|International Classification||B01F7/04, B29B7/48, B29C47/60, B29C47/40|
|Cooperative Classification||B29C47/60, B29C47/38, B29C47/0825, B29B7/481, B01F7/042, B29C47/0009, B29C47/402|
|European Classification||B29C47/08K8, B29C47/60, B29C47/40E, B29C47/38, B01F7/04C2, B29B7/48B|
|Aug 27, 1990||AS||Assignment|
Owner name: APV PLC, ENGLAND
Free format text: ASSIGNMENT OF ASSIGNORS INTEREST.;ASSIGNORS:WALL, DAVID;HALL, THOMAS;REEL/FRAME:005411/0682

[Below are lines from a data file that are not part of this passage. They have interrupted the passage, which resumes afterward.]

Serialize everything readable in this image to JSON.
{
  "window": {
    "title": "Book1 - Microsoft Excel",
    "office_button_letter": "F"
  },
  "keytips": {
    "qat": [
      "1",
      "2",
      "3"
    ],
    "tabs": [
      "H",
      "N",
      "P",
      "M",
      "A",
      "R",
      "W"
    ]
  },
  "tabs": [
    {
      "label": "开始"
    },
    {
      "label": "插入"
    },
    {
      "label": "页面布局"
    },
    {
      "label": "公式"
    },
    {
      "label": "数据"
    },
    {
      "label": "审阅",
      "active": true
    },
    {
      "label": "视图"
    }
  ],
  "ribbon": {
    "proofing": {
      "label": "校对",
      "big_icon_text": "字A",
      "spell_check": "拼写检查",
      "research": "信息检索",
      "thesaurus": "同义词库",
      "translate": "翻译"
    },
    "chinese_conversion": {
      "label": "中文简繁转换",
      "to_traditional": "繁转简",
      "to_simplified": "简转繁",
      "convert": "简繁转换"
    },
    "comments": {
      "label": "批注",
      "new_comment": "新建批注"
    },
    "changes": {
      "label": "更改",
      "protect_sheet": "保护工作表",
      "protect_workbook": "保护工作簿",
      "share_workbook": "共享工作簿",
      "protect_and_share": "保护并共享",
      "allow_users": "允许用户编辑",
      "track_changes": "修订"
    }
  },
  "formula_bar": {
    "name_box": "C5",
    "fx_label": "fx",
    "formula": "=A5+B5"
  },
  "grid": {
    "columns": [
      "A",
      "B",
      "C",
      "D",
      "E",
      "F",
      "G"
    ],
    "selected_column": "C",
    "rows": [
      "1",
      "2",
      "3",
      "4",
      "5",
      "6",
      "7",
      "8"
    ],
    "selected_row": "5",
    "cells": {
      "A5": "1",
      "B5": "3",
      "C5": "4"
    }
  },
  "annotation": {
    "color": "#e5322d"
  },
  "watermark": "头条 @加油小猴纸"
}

Effective date: 19881224
|Mar 9, 1993||CC||Certificate of correction|
|Apr 25, 1995||REMI||Maintenance fee reminder mailed|
|Sep 17, 1995||LAPS||Lapse for failure to pay maintenance fees|
|Nov 28, 1995||FP||Expired due to failure to pay maintenance fee|
Effective date: 19950920